With the expansion of Medicaid under the Affordable Care Act, Section 1115 waivers have become increasingly popular as states look for unique and more affordable ways to implement Medicaid and customize these programs for their state populations.
These waivers allow for research and demonstration projects, which are designed to test expanded eligibility or coverage options, along with methods for financing and delivering Medicaid.
But for hospitals, health systems and medical practices that rely on Medicaid reimbursement revenue, these stipulations create significant revenue cycle challenges. Not only do eligibility rules vary by state, but also the heavy burden of proof for exceptions to Medicaid work requirements and the work reporting requirements for recipients themselves put a heavier administrative burden on the front end of the revenue cycle.
Many of these Medicaid waivers seek to impose work requirements on individuals as a condition of Medicaid eligibility. Specifically, this criterion requires Medicaid recipients to work a minimum number of hours per week or per month to receive benefits, or to demonstrate participation in a job search or job training program. Currently, the Centers for Medicare and Medicaid Services (CMS) has approved such work requirements in six states, and 10 states have similar proposals pending, according to data from the Kaiser Family Foundation.
Other states have instituted enrollment restrictions related to wellness. In Indiana, for example, tobacco users are required to pay a premium surcharge. Michigan requires potential Medicaid recipients to complete a health risk assessment before being enrolled.
Beyond these requirements, the CMS has also approved waivers allowing states to use Medicaid funds to provide short-term inpatient and residential treatment for enrollees with drug addictions and enrollees with serious mental illness or emotional disturbance in institutions.
States may also pursue block grants known as the Healthy Adult Opportunity (HAO), which provide extensive flexibility to use Medicaid funds to expand programs without being bound by too many federal rules. But in exchange for reduced federal oversight, states must agree to a limit on federal financing.
Ultimately, the goal of these waivers is to enhance and promote Medicaid coverage and efficiency through “community engagement” incentives that incorporate work and health requirements into other state programs promoting wellness, increasing employment opportunities and improving financially-based social health determinants.

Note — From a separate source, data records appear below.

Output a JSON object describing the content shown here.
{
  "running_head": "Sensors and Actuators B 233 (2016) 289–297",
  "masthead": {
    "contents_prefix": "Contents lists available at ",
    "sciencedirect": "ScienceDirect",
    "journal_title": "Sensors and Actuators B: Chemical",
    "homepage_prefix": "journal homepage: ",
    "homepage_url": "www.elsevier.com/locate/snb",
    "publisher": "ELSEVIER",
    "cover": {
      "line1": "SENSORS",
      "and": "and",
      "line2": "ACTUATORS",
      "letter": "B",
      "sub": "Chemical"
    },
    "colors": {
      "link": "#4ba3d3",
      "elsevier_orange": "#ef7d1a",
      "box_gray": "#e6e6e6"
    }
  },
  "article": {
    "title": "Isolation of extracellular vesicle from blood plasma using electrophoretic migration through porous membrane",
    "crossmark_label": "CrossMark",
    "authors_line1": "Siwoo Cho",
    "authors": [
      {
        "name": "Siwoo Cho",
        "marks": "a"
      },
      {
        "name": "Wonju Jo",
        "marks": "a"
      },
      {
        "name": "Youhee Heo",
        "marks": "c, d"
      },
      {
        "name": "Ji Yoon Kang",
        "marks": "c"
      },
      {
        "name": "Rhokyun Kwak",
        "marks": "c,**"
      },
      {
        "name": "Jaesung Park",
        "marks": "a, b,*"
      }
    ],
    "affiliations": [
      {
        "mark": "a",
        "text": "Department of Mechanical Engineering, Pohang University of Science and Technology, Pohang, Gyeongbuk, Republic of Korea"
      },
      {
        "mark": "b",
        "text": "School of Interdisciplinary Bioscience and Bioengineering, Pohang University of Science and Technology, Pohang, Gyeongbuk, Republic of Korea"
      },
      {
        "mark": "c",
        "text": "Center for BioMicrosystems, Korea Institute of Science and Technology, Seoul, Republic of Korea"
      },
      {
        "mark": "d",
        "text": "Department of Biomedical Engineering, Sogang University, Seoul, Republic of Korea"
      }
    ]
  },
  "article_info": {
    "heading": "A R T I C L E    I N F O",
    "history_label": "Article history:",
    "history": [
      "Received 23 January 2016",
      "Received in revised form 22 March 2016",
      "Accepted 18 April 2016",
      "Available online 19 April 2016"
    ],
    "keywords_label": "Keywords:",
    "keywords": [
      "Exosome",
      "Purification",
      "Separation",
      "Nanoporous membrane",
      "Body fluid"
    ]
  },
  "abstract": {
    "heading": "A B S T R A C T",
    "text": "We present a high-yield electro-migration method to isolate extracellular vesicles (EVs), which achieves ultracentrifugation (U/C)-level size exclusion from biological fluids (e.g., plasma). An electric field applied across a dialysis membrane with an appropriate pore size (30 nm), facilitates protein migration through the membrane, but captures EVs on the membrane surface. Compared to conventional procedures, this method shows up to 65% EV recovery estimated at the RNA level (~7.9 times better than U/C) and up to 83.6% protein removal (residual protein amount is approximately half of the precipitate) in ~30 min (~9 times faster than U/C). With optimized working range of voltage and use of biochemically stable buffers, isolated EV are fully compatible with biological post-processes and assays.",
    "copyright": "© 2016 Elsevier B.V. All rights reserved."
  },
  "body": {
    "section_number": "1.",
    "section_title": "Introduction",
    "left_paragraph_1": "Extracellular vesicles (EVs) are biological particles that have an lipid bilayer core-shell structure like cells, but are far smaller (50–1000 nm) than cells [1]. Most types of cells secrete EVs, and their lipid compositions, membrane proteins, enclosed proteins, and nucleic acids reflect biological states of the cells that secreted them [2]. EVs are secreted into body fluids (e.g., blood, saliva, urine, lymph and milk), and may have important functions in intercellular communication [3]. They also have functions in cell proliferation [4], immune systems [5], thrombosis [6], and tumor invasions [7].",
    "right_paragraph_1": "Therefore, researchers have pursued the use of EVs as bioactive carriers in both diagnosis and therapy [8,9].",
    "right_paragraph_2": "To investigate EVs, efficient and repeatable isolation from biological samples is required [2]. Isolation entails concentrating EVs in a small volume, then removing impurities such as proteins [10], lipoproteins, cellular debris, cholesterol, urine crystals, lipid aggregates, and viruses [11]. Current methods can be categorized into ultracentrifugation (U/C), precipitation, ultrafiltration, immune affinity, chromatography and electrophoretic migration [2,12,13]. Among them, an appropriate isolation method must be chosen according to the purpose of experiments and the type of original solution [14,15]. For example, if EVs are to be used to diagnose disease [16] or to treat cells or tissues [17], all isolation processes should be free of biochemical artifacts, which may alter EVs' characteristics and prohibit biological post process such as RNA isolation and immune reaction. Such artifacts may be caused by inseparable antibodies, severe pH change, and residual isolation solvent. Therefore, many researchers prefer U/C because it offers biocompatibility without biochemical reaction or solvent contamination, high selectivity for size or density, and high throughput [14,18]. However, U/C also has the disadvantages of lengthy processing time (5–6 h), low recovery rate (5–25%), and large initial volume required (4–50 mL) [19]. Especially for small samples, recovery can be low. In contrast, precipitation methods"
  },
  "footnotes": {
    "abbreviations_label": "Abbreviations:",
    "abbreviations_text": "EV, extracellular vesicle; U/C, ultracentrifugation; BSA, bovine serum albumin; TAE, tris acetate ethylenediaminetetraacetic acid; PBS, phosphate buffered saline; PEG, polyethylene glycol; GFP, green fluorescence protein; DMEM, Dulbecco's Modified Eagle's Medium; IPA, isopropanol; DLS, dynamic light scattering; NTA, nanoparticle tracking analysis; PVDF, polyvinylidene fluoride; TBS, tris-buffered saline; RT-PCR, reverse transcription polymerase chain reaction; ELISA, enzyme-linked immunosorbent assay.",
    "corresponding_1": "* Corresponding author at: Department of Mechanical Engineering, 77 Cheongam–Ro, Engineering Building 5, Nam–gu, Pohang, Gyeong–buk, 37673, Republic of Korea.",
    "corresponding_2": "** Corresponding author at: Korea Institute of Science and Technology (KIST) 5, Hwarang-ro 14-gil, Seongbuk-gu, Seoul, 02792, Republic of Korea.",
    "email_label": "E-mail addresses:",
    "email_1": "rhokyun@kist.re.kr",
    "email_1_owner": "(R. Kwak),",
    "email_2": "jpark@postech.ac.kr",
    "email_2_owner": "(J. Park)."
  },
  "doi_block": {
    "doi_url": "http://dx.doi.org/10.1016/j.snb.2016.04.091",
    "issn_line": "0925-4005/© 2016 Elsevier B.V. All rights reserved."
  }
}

States with these waivers are expected to assist recipients with job placement, connect them with employment and community programs, and provide opioid and other substance abuse treatment initiatives for programs with flexible work requirements. CMS officials hope this approach will drive greater independence and self-sufficiency for Medicaid beneficiaries and improve the long-term health outcomes for these patient populations.
However, providers must be equipped to do more benefits investigation and insurance and eligibility verification as well as navigate complex enrollment procedures to determine whether a patient qualifies for Medicaid and can be treated by the practice.
On the back end of the revenue cycle, practices must be prepared to verify and document information about the work hours, history and health habits of enrollees when submitting claims; manage denials from new and stricter requirements; and revamp their collections procedures to fit new Medicaid restrictions and incentive-focused plans.
Rather than collecting fees for each service performed, for example, they may need to bill for an entire bundle of services before performing any of them or after completing all of them. The amount of reimbursement they are able to collect may also be subject to change based on a patient’s health outcomes weeks or months after care is provided.
How can you upgrade your revenue cycle to meet the challenges of these new Medicaid work and wellness eligibility rules?
Keeping staff up-to-date on the latest requirements and making sure they are trained to handle and adapt to changes in clinical documentation, bill coding, claims submission, and denials and accounts receivable management are part of the equation. The rest revolves around data and providing staff with timely access to the information and analytics they need to track patient demographics, care gaps and inefficiencies, and costs.
Outsourcing these functions to a qualified vendor with the expertise and technology to adapt to these sweeping changes in Medicaid reimbursement can relieve pressure for your revenue cycle staff and help your organization achieve higher compliance and profitability.